The aim of the conference was to review the latest developments in braille in relation to information technologies; music; math; cartography; art and access to art; braille games; foreign languages in developing countries; the role of braille in education, independent living, and employment; unified braille; and the consumer's perspective on braille. Working groups and workshops were held in order to undertake a thorough examination of the braille system.
The conference closed on Wednesday, January 7th, with a banquet at the Mayor's Palace, in a hall that was filled with golden frames on the walls and ceilings, and beautiful paintings, both religious and secular.
Visiting Louis Braille's Birthplace
A visit to the house where Louis Braille was born took place on Thursday, January 8th. The house, in Coupvray-bas, is a solid rural cottage dating back to the 18th century. Since 1956, the house has been a museum, open to the public year round. Visitors quickly learn how the family lived at that time. The Brailles, saddle makers from father to son for over a century, lived in this typical French house. Some of the furniture and tools of the saddle making craft—the workbench, the mold for the horse's collar, the saddle tree, and the branding iron—can be seen in the workshop, the very place where Louis Braille lost his sight.
Louis Braille always felt deeply attached to his birthplace. When he was ill, he went home to rest. In the room he arranged for himself at that time, moving family souvenirs are on display, together with documents and items relating to the invention of writing for the blind.
The culmination of the glorious week in Paris was best expressed by the inauguration of a new song by award-winning singer-songwriter Terry Kelly. A recording of his new song, "Merci Louis," was played at the conference by members of the Canadian National Institute for the Blind. The song summed up everyone's gratitude to Louis Braille and his work which still affects people throughout the world now and in the future, and its title says it all: Merci, Louis.

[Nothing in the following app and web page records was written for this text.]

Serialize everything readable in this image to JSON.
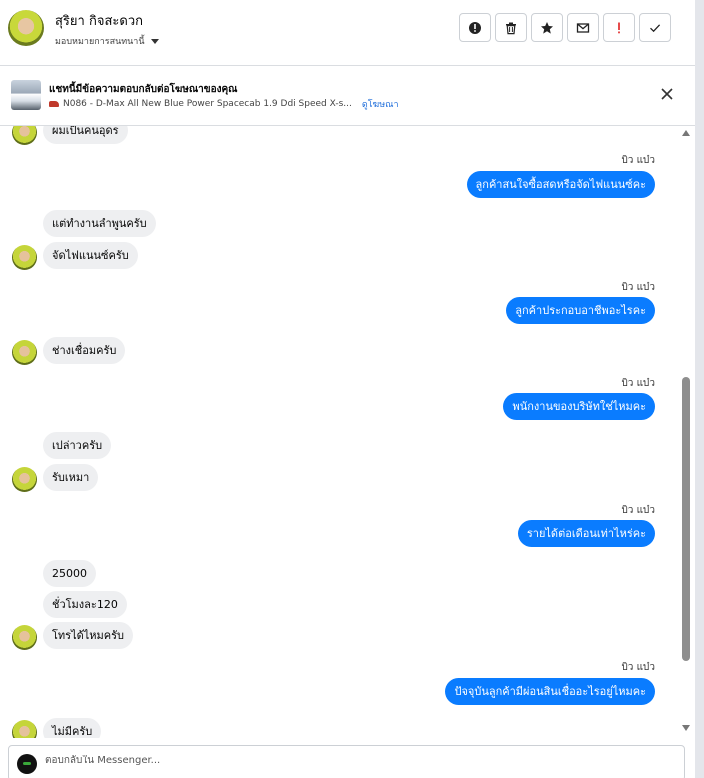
{
  "header": {
    "contact_name": "สุริยา กิจสะดวก",
    "assign_label": "มอบหมายการสนทนานี้",
    "actions": [
      {
        "name": "report-spam-button",
        "icon": "alert-circle-icon"
      },
      {
        "name": "delete-button",
        "icon": "trash-icon"
      },
      {
        "name": "star-button",
        "icon": "star-icon"
      },
      {
        "name": "mark-unread-button",
        "icon": "envelope-icon"
      },
      {
        "name": "follow-up-button",
        "icon": "exclamation-icon"
      },
      {
        "name": "mark-done-button",
        "icon": "check-icon"
      }
    ]
  },
  "ad": {
    "title": "แชทนี้มีข้อความตอบกลับต่อโฆษณาของคุณ",
    "item": "N086 - D-Max All New Blue Power Spacecab 1.9 Ddi Speed X-s...",
    "view_link": "ดูโฆษณา"
  },
  "messages": [
    {
      "dir": "in",
      "text": "ผมเป็นคนอุดร"
    },
    {
      "dir": "out",
      "sender": "บิว แบ๋ว",
      "text": "ลูกค้าสนใจซื้อสดหรือจัดไฟแนนซ์คะ"
    },
    {
      "dir": "in",
      "text": "แต่ทำงานลำพูนครับ"
    },
    {
      "dir": "in",
      "text": "จัดไฟแนนซ์ครับ"
    },
    {
      "dir": "out",
      "sender": "บิว แบ๋ว",
      "text": "ลูกค้าประกอบอาชีพอะไรคะ"
    },
    {
      "dir": "in",
      "text": "ช่างเชื่อมครับ"
    },
    {
      "dir": "out",
      "sender": "บิว แบ๋ว",
      "text": "พนักงานของบริษัทใช่ไหมคะ"
    },
    {
      "dir": "in",
      "text": "เปล่าวครับ"
    },
    {
      "dir": "in",
      "text": "รับเหมา"
    },
    {
      "dir": "out",
      "sender": "บิว แบ๋ว",
      "text": "รายได้ต่อเดือนเท่าไหร่คะ"
    },
    {
      "dir": "in",
      "text": "25000"
    },
    {
      "dir": "in",
      "text": "ชั่วโมงละ120"
    },
    {
      "dir": "in",
      "text": "โทรได้ไหมครับ"
    },
    {
      "dir": "out",
      "sender": "บิว แบ๋ว",
      "text": "ปัจจุบันลูกค้ามีผ่อนสินเชื่ออะไรอยู่ไหมคะ"
    },
    {
      "dir": "in",
      "text": "ไม่มีครับ"
    }
  ],
  "reply": {
    "placeholder": "ตอบกลับใน Messenger..."
  },
  "colors": {
    "outgoing_bubble": "#0a7cff",
    "incoming_bubble": "#eeeff1",
    "link": "#216fdb"
  }
}
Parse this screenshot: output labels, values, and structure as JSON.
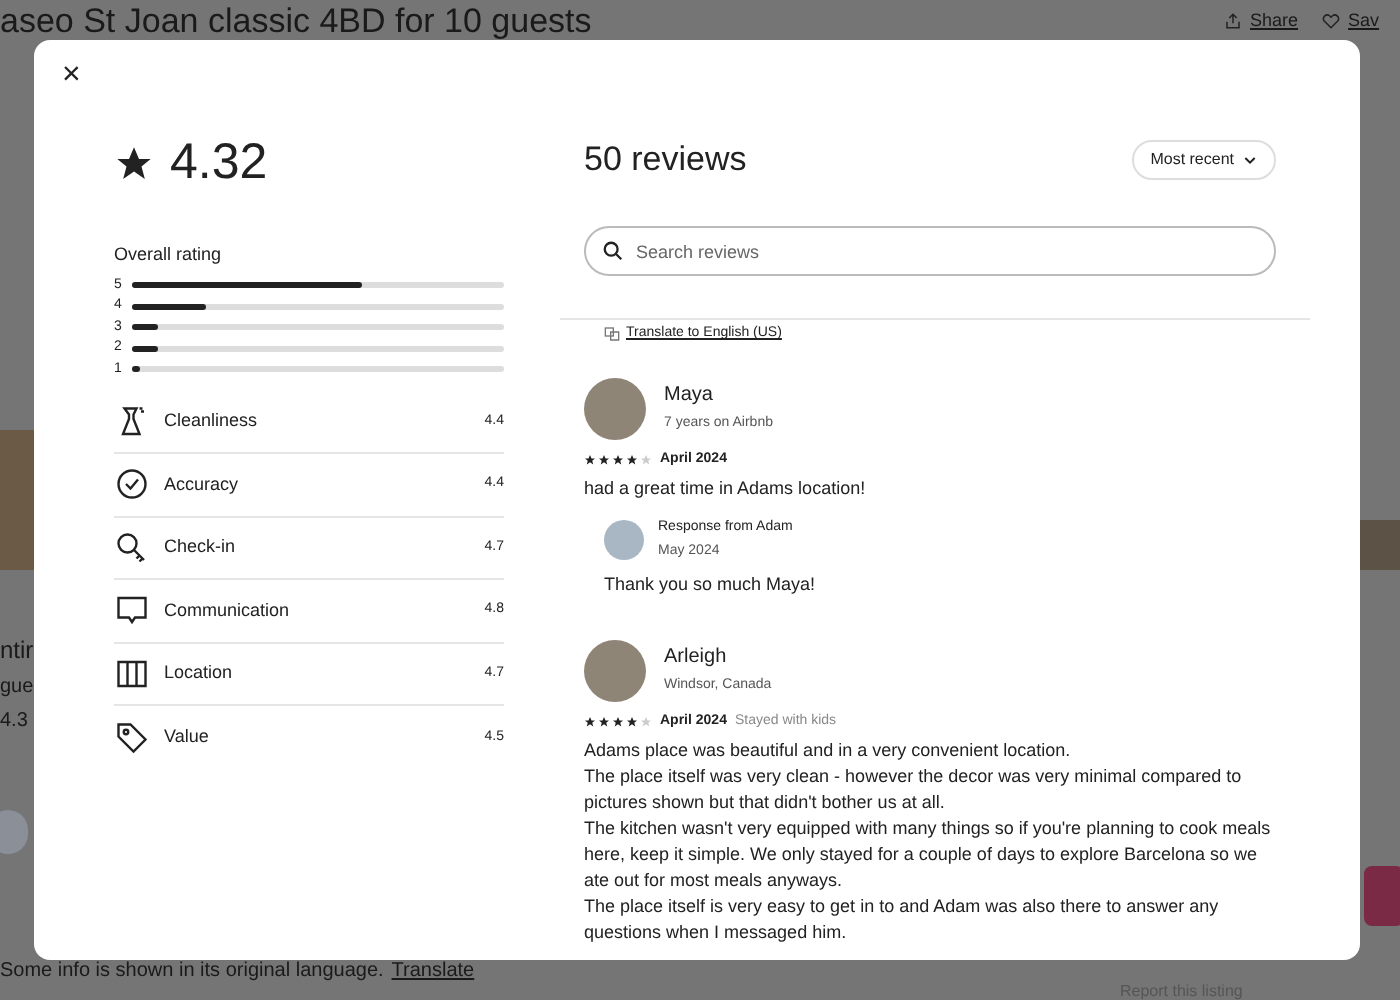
{
  "page": {
    "title": "aseo St Joan classic 4BD for 10 guests",
    "share": "Share",
    "save": "Sav",
    "side_texts": [
      "ntir",
      "gue",
      "4.3"
    ],
    "footer_text": "Some info is shown in its original language.",
    "footer_link": "Translate",
    "report": "Report this listing"
  },
  "modal": {
    "close": "×",
    "rating": "4.32",
    "overall_label": "Overall rating",
    "distribution": [
      {
        "label": "5",
        "level": 0.62
      },
      {
        "label": "4",
        "level": 0.2
      },
      {
        "label": "3",
        "level": 0.07
      },
      {
        "label": "2",
        "level": 0.07
      },
      {
        "label": "1",
        "level": 0.02
      }
    ],
    "categories": [
      {
        "kind": "cleanliness",
        "label": "Cleanliness",
        "score": "4.4"
      },
      {
        "kind": "accuracy",
        "label": "Accuracy",
        "score": "4.4"
      },
      {
        "kind": "checkin",
        "label": "Check-in",
        "score": "4.7"
      },
      {
        "kind": "communication",
        "label": "Communication",
        "score": "4.8"
      },
      {
        "kind": "location",
        "label": "Location",
        "score": "4.7"
      },
      {
        "kind": "value",
        "label": "Value",
        "score": "4.5"
      }
    ],
    "reviews_title": "50 reviews",
    "sort": "Most recent",
    "search": {
      "placeholder": "Search reviews"
    },
    "translate": "Translate to English (US)",
    "reviews": [
      {
        "name": "Maya",
        "subtitle": "7 years on Airbnb",
        "stars": 4,
        "date": "April 2024",
        "paragraphs": [
          "had a great time in Adams location!"
        ],
        "response": {
          "title": "Response from Adam",
          "date": "May 2024",
          "text": "Thank you so much Maya!"
        }
      },
      {
        "name": "Arleigh",
        "subtitle": "Windsor, Canada",
        "stars": 4,
        "date": "April 2024",
        "tag": "Stayed with kids",
        "paragraphs": [
          "Adams place was beautiful and in a very convenient location.",
          "The place itself was very clean - however the decor was very minimal compared to pictures shown but that didn't bother us at all.",
          "The kitchen wasn't very equipped with many things so if you're planning to cook meals here, keep it simple. We only stayed for a couple of days to explore Barcelona so we ate out for most meals anyways.",
          "The place itself is very easy to get in to and Adam was also there to answer any questions when I messaged him."
        ]
      }
    ]
  }
}
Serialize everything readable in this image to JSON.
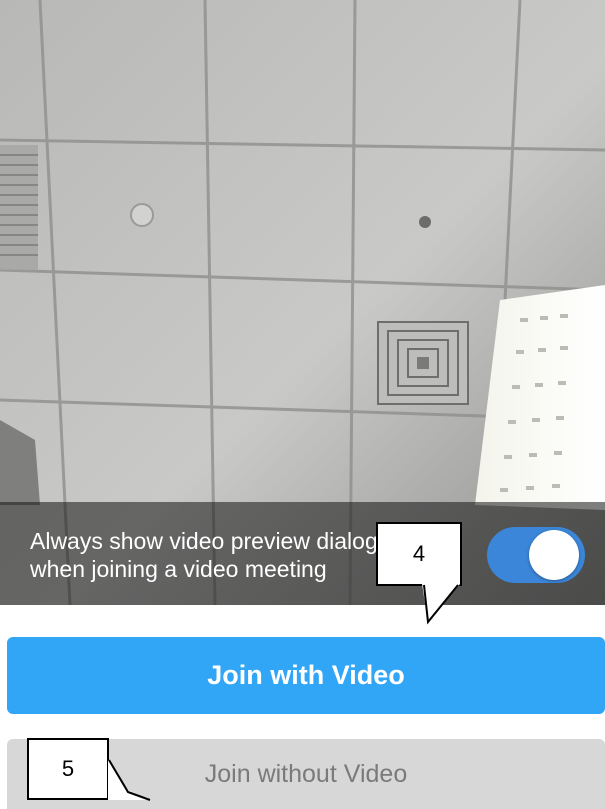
{
  "preview": {
    "option_text": "Always show video preview dialog when joining a video meeting",
    "toggle_on": true,
    "accent_color": "#3b86d9"
  },
  "buttons": {
    "join_with_video": "Join with Video",
    "join_without_video": "Join without Video",
    "primary_color": "#32a6f6",
    "secondary_color": "#d7d7d7"
  },
  "callouts": {
    "first": "4",
    "second": "5"
  }
}
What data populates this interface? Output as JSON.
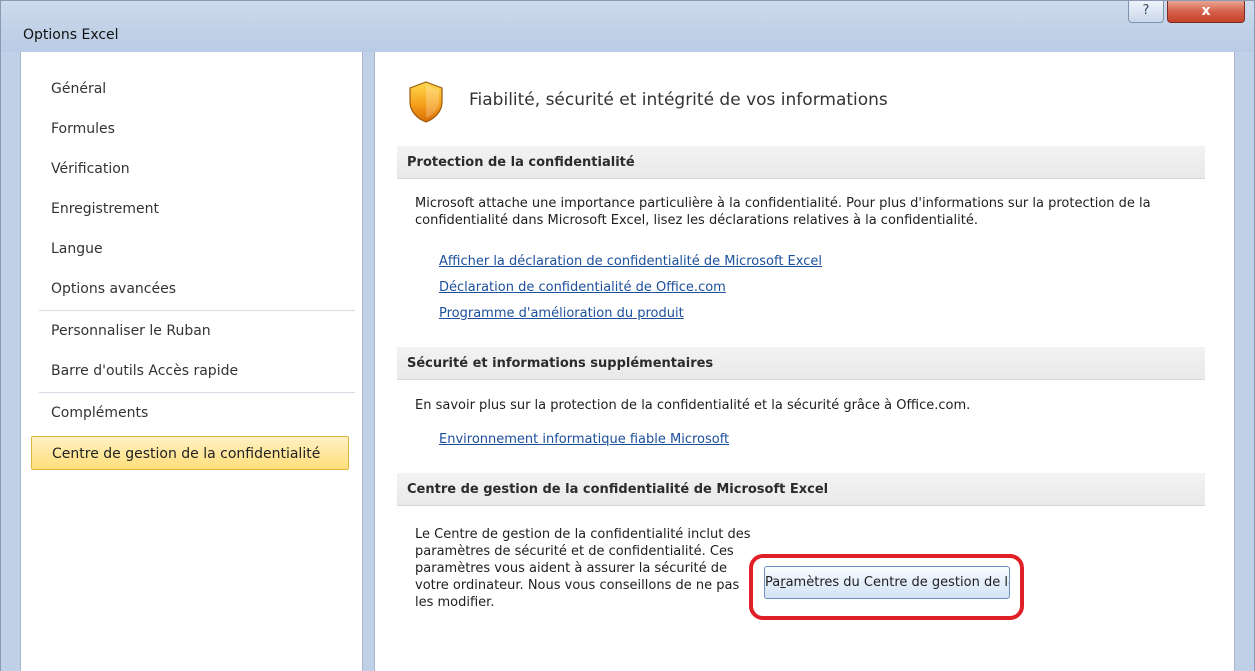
{
  "window": {
    "title": "Options Excel",
    "help_label": "?",
    "close_label": "x"
  },
  "sidebar": {
    "items": [
      {
        "label": "Général"
      },
      {
        "label": "Formules"
      },
      {
        "label": "Vérification"
      },
      {
        "label": "Enregistrement"
      },
      {
        "label": "Langue"
      },
      {
        "label": "Options avancées"
      },
      {
        "label": "Personnaliser le Ruban"
      },
      {
        "label": "Barre d'outils Accès rapide"
      },
      {
        "label": "Compléments"
      },
      {
        "label": "Centre de gestion de la confidentialité",
        "selected": true
      }
    ]
  },
  "main": {
    "heading": "Fiabilité, sécurité et intégrité de vos informations",
    "heading_icon": "shield-icon",
    "sections": [
      {
        "title": "Protection de la confidentialité",
        "text": "Microsoft attache une importance particulière à la confidentialité. Pour plus d'informations sur la protection de la confidentialité dans Microsoft Excel, lisez les déclarations relatives à la confidentialité.",
        "links": [
          "Afficher la déclaration de confidentialité de Microsoft Excel",
          "Déclaration de confidentialité de Office.com",
          "Programme d'amélioration du produit"
        ]
      },
      {
        "title": "Sécurité et informations supplémentaires",
        "text": "En savoir plus sur la protection de la confidentialité et la sécurité grâce à Office.com.",
        "links": [
          "Environnement informatique fiable Microsoft"
        ]
      },
      {
        "title": "Centre de gestion de la confidentialité de Microsoft Excel",
        "text": "Le Centre de gestion de la confidentialité inclut des paramètres de sécurité et de confidentialité. Ces paramètres vous aident à assurer la sécurité de votre ordinateur. Nous vous conseillons de ne pas les modifier.",
        "button_prefix": "Pa",
        "button_mnemonic": "r",
        "button_suffix": "amètres du Centre de gestion de la confidentialité..."
      }
    ]
  },
  "colors": {
    "highlight": "#e01f26",
    "selected_bg": "#ffde7a",
    "link": "#1c4f9c"
  }
}
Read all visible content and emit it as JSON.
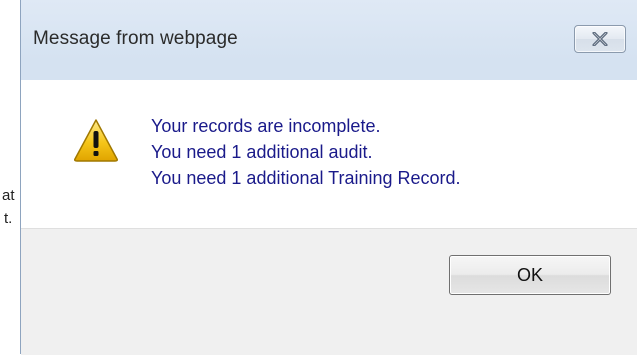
{
  "background_fragments": [
    "at",
    "t."
  ],
  "dialog": {
    "title": "Message from webpage",
    "close_icon": "close-icon",
    "warning_icon": "warning-icon",
    "message_lines": [
      "Your records are incomplete.",
      "You need 1 additional audit.",
      "You need 1 additional Training Record."
    ],
    "ok_label": "OK"
  },
  "colors": {
    "titlebar": "#d5e2f1",
    "message_text": "#1a1a8a",
    "footer": "#f0f0f0",
    "warning_fill": "#f5c518"
  }
}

The organizers of this wonderful week deserve international commendation for a time filled with both celebration as well as new information on the status of braille. They are: Christian Volle, Christiane Delattre, and Christian Coudert, Comité d'Organisation Bicentenaire, Association Valentin Haüy, 5 rue Duroc, 75343 Paris, Cedex 07, France; e-mail: firstname.lastname@example.org or email@example.com.